<<<<

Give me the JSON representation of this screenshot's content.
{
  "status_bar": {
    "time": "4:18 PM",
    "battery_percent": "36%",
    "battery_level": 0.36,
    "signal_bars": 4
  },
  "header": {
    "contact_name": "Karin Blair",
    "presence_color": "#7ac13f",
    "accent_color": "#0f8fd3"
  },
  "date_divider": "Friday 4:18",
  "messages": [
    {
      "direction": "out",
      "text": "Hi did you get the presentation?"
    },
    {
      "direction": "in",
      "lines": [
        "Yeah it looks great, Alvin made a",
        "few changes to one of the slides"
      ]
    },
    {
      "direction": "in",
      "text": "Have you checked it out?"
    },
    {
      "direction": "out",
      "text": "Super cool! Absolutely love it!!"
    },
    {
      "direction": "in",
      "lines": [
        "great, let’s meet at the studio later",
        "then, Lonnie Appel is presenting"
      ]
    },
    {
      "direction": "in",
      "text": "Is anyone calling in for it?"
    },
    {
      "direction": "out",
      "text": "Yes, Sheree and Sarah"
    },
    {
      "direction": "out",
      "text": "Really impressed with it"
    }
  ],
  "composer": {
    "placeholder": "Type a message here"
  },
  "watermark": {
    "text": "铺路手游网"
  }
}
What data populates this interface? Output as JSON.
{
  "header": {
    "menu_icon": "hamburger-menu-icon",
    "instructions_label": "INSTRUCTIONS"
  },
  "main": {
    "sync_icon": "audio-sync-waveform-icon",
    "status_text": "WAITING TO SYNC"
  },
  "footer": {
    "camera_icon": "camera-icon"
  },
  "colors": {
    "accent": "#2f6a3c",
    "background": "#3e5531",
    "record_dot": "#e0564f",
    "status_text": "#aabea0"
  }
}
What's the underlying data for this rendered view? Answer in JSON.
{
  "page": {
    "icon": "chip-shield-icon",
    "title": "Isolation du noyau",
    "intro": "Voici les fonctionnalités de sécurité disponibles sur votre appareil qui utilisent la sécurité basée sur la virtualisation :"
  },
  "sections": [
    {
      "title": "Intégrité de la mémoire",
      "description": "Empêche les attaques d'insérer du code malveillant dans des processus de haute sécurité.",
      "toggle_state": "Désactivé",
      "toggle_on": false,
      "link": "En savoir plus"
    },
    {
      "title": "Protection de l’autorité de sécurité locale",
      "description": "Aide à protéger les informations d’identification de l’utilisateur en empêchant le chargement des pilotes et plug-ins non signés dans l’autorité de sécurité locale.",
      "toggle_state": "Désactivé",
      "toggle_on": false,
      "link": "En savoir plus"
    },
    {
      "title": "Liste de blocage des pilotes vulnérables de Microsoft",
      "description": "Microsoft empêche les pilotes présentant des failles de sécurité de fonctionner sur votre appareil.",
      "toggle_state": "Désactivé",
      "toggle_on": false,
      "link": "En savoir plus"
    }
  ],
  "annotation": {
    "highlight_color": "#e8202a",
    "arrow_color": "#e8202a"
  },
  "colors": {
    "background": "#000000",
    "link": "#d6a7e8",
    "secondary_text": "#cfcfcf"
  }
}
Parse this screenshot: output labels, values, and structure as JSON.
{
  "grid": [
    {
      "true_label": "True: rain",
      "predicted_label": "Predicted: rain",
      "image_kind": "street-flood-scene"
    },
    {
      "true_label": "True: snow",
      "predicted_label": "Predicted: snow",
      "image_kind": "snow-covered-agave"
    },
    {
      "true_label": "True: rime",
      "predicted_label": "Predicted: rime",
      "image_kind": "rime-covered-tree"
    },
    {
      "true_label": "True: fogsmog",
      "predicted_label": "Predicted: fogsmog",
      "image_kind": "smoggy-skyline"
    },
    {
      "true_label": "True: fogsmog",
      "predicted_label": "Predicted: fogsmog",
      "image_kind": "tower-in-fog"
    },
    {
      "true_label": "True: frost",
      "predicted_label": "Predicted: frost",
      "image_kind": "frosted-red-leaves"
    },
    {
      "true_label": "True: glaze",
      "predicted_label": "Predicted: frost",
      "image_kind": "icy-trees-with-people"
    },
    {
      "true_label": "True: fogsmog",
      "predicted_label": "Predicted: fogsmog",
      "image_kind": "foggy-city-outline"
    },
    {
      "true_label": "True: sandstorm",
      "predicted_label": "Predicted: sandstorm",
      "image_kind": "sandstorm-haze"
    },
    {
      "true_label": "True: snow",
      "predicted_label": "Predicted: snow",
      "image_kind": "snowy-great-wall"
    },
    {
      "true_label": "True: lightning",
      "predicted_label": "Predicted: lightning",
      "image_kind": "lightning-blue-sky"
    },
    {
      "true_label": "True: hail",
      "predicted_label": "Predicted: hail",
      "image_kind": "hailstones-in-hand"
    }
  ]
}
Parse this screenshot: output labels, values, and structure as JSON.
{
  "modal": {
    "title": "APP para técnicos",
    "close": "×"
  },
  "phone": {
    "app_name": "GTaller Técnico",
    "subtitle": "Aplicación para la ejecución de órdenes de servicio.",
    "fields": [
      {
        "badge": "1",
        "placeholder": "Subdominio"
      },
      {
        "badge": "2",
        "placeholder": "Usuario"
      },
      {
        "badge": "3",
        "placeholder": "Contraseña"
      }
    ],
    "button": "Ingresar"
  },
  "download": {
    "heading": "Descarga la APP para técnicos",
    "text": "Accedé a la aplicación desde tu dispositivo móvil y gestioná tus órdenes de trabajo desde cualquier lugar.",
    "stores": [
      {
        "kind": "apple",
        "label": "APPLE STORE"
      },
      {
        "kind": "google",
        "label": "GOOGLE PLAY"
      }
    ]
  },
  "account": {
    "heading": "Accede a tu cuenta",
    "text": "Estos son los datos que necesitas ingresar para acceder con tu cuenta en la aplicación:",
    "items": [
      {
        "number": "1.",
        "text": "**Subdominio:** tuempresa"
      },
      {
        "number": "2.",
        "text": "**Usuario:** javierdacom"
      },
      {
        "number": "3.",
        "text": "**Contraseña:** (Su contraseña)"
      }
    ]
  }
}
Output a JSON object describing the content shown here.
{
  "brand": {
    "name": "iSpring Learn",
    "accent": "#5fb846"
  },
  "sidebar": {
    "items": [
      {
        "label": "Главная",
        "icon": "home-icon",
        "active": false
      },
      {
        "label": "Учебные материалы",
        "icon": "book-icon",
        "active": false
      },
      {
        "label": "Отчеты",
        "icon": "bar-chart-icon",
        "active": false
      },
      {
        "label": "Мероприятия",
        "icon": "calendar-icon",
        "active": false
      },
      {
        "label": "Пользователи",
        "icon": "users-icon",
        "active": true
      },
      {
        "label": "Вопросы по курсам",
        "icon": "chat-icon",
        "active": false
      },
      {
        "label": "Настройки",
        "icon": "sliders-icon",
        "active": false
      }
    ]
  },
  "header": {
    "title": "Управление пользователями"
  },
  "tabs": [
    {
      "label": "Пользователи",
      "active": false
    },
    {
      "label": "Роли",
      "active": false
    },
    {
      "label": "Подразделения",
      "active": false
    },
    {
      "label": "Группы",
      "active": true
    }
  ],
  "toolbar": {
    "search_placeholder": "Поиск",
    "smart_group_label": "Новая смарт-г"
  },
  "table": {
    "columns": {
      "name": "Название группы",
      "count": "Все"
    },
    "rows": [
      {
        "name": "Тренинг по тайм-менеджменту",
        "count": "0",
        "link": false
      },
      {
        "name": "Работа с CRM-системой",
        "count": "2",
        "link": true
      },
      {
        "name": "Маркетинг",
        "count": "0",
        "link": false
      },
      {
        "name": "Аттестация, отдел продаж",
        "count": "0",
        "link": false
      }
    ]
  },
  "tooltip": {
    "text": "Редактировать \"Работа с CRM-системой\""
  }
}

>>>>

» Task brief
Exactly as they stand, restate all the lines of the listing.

» Reply
Give me the JSON representation of this screenshot's content.
{
  "status_bar": {
    "time": "4:18 PM",
    "battery_percent": "36%",
    "battery_level": 0.36,
    "signal_bars": 4
  },
  "header": {
    "contact_name": "Karin Blair",
    "presence_color": "#7ac13f",
    "accent_color": "#0f8fd3"
  },
  "date_divider": "Friday 4:18",
  "messages": [
    {
      "direction": "out",
      "text": "Hi did you get the presentation?"
    },
    {
      "direction": "in",
      "lines": [
        "Yeah it looks great, Alvin made a",
        "few changes to one of the slides"
      ]
    },
    {
      "direction": "in",
      "text": "Have you checked it out?"
    },
    {
      "direction": "out",
      "text": "Super cool! Absolutely love it!!"
    },
    {
      "direction": "in",
      "lines": [
        "great, let’s meet at the studio later",
        "then, Lonnie Appel is presenting"
      ]
    },
    {
      "direction": "in",
      "text": "Is anyone calling in for it?"
    },
    {
      "direction": "out",
      "text": "Yes, Sheree and Sarah"
    },
    {
      "direction": "out",
      "text": "Really impressed with it"
    }
  ],
  "composer": {
    "placeholder": "Type a message here"
  },
  "watermark": {
    "text": "铺路手游网"
  }
}
What data populates this interface? Output as JSON.
{
  "header": {
    "menu_icon": "hamburger-menu-icon",
    "instructions_label": "INSTRUCTIONS"
  },
  "main": {
    "sync_icon": "audio-sync-waveform-icon",
    "status_text": "WAITING TO SYNC"
  },
  "footer": {
    "camera_icon": "camera-icon"
  },
  "colors": {
    "accent": "#2f6a3c",
    "background": "#3e5531",
    "record_dot": "#e0564f",
    "status_text": "#aabea0"
  }
}
What's the underlying data for this rendered view? Answer in JSON.
{
  "page": {
    "icon": "chip-shield-icon",
    "title": "Isolation du noyau",
    "intro": "Voici les fonctionnalités de sécurité disponibles sur votre appareil qui utilisent la sécurité basée sur la virtualisation :"
  },
  "sections": [
    {
      "title": "Intégrité de la mémoire",
      "description": "Empêche les attaques d'insérer du code malveillant dans des processus de haute sécurité.",
      "toggle_state": "Désactivé",
      "toggle_on": false,
      "link": "En savoir plus"
    },
    {
      "title": "Protection de l’autorité de sécurité locale",
      "description": "Aide à protéger les informations d’identification de l’utilisateur en empêchant le chargement des pilotes et plug-ins non signés dans l’autorité de sécurité locale.",
      "toggle_state": "Désactivé",
      "toggle_on": false,
      "link": "En savoir plus"
    },
    {
      "title": "Liste de blocage des pilotes vulnérables de Microsoft",
      "description": "Microsoft empêche les pilotes présentant des failles de sécurité de fonctionner sur votre appareil.",
      "toggle_state": "Désactivé",
      "toggle_on": false,
      "link": "En savoir plus"
    }
  ],
  "annotation": {
    "highlight_color": "#e8202a",
    "arrow_color": "#e8202a"
  },
  "colors": {
    "background": "#000000",
    "link": "#d6a7e8",
    "secondary_text": "#cfcfcf"
  }
}
Parse this screenshot: output labels, values, and structure as JSON.
{
  "grid": [
    {
      "true_label": "True: rain",
      "predicted_label": "Predicted: rain",
      "image_kind": "street-flood-scene"
    },
    {
      "true_label": "True: snow",
      "predicted_label": "Predicted: snow",
      "image_kind": "snow-covered-agave"
    },
    {
      "true_label": "True: rime",
      "predicted_label": "Predicted: rime",
      "image_kind": "rime-covered-tree"
    },
    {
      "true_label": "True: fogsmog",
      "predicted_label": "Predicted: fogsmog",
      "image_kind": "smoggy-skyline"
    },
    {
      "true_label": "True: fogsmog",
      "predicted_label": "Predicted: fogsmog",
      "image_kind": "tower-in-fog"
    },
    {
      "true_label": "True: frost",
      "predicted_label": "Predicted: frost",
      "image_kind": "frosted-red-leaves"
    },
    {
      "true_label": "True: glaze",
      "predicted_label": "Predicted: frost",
      "image_kind": "icy-trees-with-people"
    },
    {
      "true_label": "True: fogsmog",
      "predicted_label": "Predicted: fogsmog",
      "image_kind": "foggy-city-outline"
    },
    {
      "true_label": "True: sandstorm",
      "predicted_label": "Predicted: sandstorm",
      "image_kind": "sandstorm-haze"
    },
    {
      "true_label": "True: snow",
      "predicted_label": "Predicted: snow",
      "image_kind": "snowy-great-wall"
    },
    {
      "true_label": "True: lightning",
      "predicted_label": "Predicted: lightning",
      "image_kind": "lightning-blue-sky"
    },
    {
      "true_label": "True: hail",
      "predicted_label": "Predicted: hail",
      "image_kind": "hailstones-in-hand"
    }
  ]
}
Parse this screenshot: output labels, values, and structure as JSON.
{
  "modal": {
    "title": "APP para técnicos",
    "close": "×"
  },
  "phone": {
    "app_name": "GTaller Técnico",
    "subtitle": "Aplicación para la ejecución de órdenes de servicio.",
    "fields": [
      {
        "badge": "1",
        "placeholder": "Subdominio"
      },
      {
        "badge": "2",
        "placeholder": "Usuario"
      },
      {
        "badge": "3",
        "placeholder": "Contraseña"
      }
    ],
    "button": "Ingresar"
  },
  "download": {
    "heading": "Descarga la APP para técnicos",
    "text": "Accedé a la aplicación desde tu dispositivo móvil y gestioná tus órdenes de trabajo desde cualquier lugar.",
    "stores": [
      {
        "kind": "apple",
        "label": "APPLE STORE"
      },
      {
        "kind": "google",
        "label": "GOOGLE PLAY"
      }
    ]
  },
  "account": {
    "heading": "Accede a tu cuenta",
    "text": "Estos son los datos que necesitas ingresar para acceder con tu cuenta en la aplicación:",
    "items": [
      {
        "number": "1.",
        "text": "**Subdominio:** tuempresa"
      },
      {
        "number": "2.",
        "text": "**Usuario:** javierdacom"
      },
      {
        "number": "3.",
        "text": "**Contraseña:** (Su contraseña)"
      }
    ]
  }
}
Output a JSON object describing the content shown here.
{
  "brand": {
    "name": "iSpring Learn",
    "accent": "#5fb846"
  },
  "sidebar": {
    "items": [
      {
        "label": "Главная",
        "icon": "home-icon",
        "active": false
      },
      {
        "label": "Учебные материалы",
        "icon": "book-icon",
        "active": false
      },
      {
        "label": "Отчеты",
        "icon": "bar-chart-icon",
        "active": false
      },
      {
        "label": "Мероприятия",
        "icon": "calendar-icon",
        "active": false
      },
      {
        "label": "Пользователи",
        "icon": "users-icon",
        "active": true
      },
      {
        "label": "Вопросы по курсам",
        "icon": "chat-icon",
        "active": false
      },
      {
        "label": "Настройки",
        "icon": "sliders-icon",
        "active": false
      }
    ]
  },
  "header": {
    "title": "Управление пользователями"
  },
  "tabs": [
    {
      "label": "Пользователи",
      "active": false
    },
    {
      "label": "Роли",
      "active": false
    },
    {
      "label": "Подразделения",
      "active": false
    },
    {
      "label": "Группы",
      "active": true
    }
  ],
  "toolbar": {
    "search_placeholder": "Поиск",
    "smart_group_label": "Новая смарт-г"
  },
  "table": {
    "columns": {
      "name": "Название группы",
      "count": "Все"
    },
    "rows": [
      {
        "name": "Тренинг по тайм-менеджменту",
        "count": "0",
        "link": false
      },
      {
        "name": "Работа с CRM-системой",
        "count": "2",
        "link": true
      },
      {
        "name": "Маркетинг",
        "count": "0",
        "link": false
      },
      {
        "name": "Аттестация, отдел продаж",
        "count": "0",
        "link": false
      }
    ]
  },
  "tooltip": {
    "text": "Редактировать \"Работа с CRM-системой\""
  }
}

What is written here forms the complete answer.